═══ SOURCE DATA

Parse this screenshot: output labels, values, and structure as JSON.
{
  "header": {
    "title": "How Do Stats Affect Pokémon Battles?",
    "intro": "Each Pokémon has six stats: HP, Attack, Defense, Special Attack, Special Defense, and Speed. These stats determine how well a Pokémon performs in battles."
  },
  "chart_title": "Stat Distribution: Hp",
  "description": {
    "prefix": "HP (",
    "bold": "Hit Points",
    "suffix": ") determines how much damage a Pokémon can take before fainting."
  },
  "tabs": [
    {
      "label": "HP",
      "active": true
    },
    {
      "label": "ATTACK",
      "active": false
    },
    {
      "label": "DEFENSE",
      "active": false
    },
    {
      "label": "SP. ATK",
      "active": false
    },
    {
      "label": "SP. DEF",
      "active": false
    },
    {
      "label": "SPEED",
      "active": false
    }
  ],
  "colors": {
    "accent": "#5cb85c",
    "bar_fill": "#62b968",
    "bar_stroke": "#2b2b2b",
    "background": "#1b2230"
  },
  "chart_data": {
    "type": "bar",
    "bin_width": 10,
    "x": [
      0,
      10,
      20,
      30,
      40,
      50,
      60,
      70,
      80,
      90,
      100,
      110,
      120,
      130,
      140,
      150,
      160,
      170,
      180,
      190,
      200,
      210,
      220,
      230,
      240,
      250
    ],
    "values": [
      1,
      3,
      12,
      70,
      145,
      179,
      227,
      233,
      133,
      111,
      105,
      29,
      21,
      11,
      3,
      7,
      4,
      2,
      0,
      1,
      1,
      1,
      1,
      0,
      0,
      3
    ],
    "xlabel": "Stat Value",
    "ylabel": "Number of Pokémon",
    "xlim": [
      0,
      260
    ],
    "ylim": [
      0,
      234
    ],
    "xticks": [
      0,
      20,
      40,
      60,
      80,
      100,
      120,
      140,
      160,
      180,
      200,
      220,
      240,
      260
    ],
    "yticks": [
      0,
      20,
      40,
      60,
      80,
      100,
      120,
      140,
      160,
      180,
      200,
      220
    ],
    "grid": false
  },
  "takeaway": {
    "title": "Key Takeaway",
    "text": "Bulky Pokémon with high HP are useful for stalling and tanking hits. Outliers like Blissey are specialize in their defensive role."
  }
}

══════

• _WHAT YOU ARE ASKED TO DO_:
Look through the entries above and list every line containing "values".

• _SOLUTION BELOW_:
Parse this screenshot: output labels, values, and structure as JSON.
    "values": [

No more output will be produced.